**Directions for this task**
Omit every picture while you reproduce the entries that follow word for word.

Entries taken from a collection:
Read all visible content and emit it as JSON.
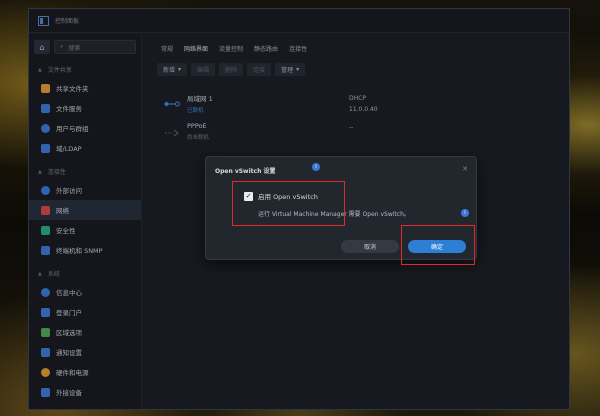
{
  "window": {
    "title": "控制面板"
  },
  "sidebar": {
    "search_placeholder": "搜索",
    "sections": [
      {
        "label": "文件共享",
        "items": [
          {
            "label": "共享文件夹",
            "icon": "folder-icon",
            "color": "#e8a33c"
          },
          {
            "label": "文件服务",
            "icon": "file-services-icon",
            "color": "#3f7fe0"
          }
        ]
      },
      {
        "label": "",
        "items": [
          {
            "label": "用户与群组",
            "icon": "users-icon",
            "color": "#3f7fe0"
          },
          {
            "label": "域/LDAP",
            "icon": "domain-icon",
            "color": "#3f7fe0"
          }
        ]
      },
      {
        "label": "连接性",
        "items": [
          {
            "label": "外部访问",
            "icon": "external-access-icon",
            "color": "#3f7fe0"
          },
          {
            "label": "网络",
            "icon": "network-icon",
            "color": "#e04b4b"
          },
          {
            "label": "安全性",
            "icon": "security-icon",
            "color": "#2bb58a"
          },
          {
            "label": "终端机和 SNMP",
            "icon": "terminal-icon",
            "color": "#3f7fe0"
          }
        ]
      },
      {
        "label": "系统",
        "items": [
          {
            "label": "信息中心",
            "icon": "info-center-icon",
            "color": "#3f7fe0"
          },
          {
            "label": "登录门户",
            "icon": "login-portal-icon",
            "color": "#3f7fe0"
          },
          {
            "label": "区域选项",
            "icon": "regional-options-icon",
            "color": "#55b05a"
          },
          {
            "label": "通知设置",
            "icon": "notification-icon",
            "color": "#3f7fe0"
          },
          {
            "label": "硬件和电源",
            "icon": "hardware-power-icon",
            "color": "#e8a33c"
          },
          {
            "label": "外接设备",
            "icon": "external-devices-icon",
            "color": "#3f7fe0"
          }
        ]
      }
    ]
  },
  "tabs": [
    "常规",
    "网络界面",
    "流量控制",
    "静态路由",
    "连接性"
  ],
  "toolbar": {
    "new": "新增",
    "edit": "编辑",
    "delete": "删除",
    "connect": "连接",
    "manage": "管理"
  },
  "interfaces": [
    {
      "name": "局域网 1",
      "status": "已联机",
      "status_color": "#4a8fe6",
      "type": "DHCP",
      "ip": "11.0.0.40"
    },
    {
      "name": "PPPoE",
      "status": "尚未联机",
      "status_color": "#7a808a",
      "type": "",
      "ip": "--"
    }
  ],
  "dialog": {
    "title": "Open vSwitch 设置",
    "checkbox_label": "启用 Open vSwitch",
    "checked": true,
    "note": "运行 Virtual Machine Manager 需要 Open vSwitch。",
    "cancel": "取消",
    "ok": "确定",
    "info_mark": "i"
  }
}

**Exercise output**
Read all visible content and emit it as JSON.
{
  "window": {
    "title": "控制面板"
  },
  "sidebar": {
    "search_placeholder": "搜索",
    "sections": [
      {
        "label": "文件共享",
        "items": [
          {
            "label": "共享文件夹",
            "icon": "folder-icon",
            "color": "#e8a33c"
          },
          {
            "label": "文件服务",
            "icon": "file-services-icon",
            "color": "#3f7fe0"
          }
        ]
      },
      {
        "label": "",
        "items": [
          {
            "label": "用户与群组",
            "icon": "users-icon",
            "color": "#3f7fe0"
          },
          {
            "label": "域/LDAP",
            "icon": "domain-icon",
            "color": "#3f7fe0"
          }
        ]
      },
      {
        "label": "连接性",
        "items": [
          {
            "label": "外部访问",
            "icon": "external-access-icon",
            "color": "#3f7fe0"
          },
          {
            "label": "网络",
            "icon": "network-icon",
            "color": "#e04b4b"
          },
          {
            "label": "安全性",
            "icon": "security-icon",
            "color": "#2bb58a"
          },
          {
            "label": "终端机和 SNMP",
            "icon": "terminal-icon",
            "color": "#3f7fe0"
          }
        ]
      },
      {
        "label": "系统",
        "items": [
          {
            "label": "信息中心",
            "icon": "info-center-icon",
            "color": "#3f7fe0"
          },
          {
            "label": "登录门户",
            "icon": "login-portal-icon",
            "color": "#3f7fe0"
          },
          {
            "label": "区域选项",
            "icon": "regional-options-icon",
            "color": "#55b05a"
          },
          {
            "label": "通知设置",
            "icon": "notification-icon",
            "color": "#3f7fe0"
          },
          {
            "label": "硬件和电源",
            "icon": "hardware-power-icon",
            "color": "#e8a33c"
          },
          {
            "label": "外接设备",
            "icon": "external-devices-icon",
            "color": "#3f7fe0"
          }
        ]
      }
    ]
  },
  "tabs": [
    "常规",
    "网络界面",
    "流量控制",
    "静态路由",
    "连接性"
  ],
  "toolbar": {
    "new": "新增",
    "edit": "编辑",
    "delete": "删除",
    "connect": "连接",
    "manage": "管理"
  },
  "interfaces": [
    {
      "name": "局域网 1",
      "status": "已联机",
      "status_color": "#4a8fe6",
      "type": "DHCP",
      "ip": "11.0.0.40"
    },
    {
      "name": "PPPoE",
      "status": "尚未联机",
      "status_color": "#7a808a",
      "type": "",
      "ip": "--"
    }
  ],
  "dialog": {
    "title": "Open vSwitch 设置",
    "checkbox_label": "启用 Open vSwitch",
    "checked": true,
    "note": "运行 Virtual Machine Manager 需要 Open vSwitch。",
    "cancel": "取消",
    "ok": "确定",
    "info_mark": "i"
  }
}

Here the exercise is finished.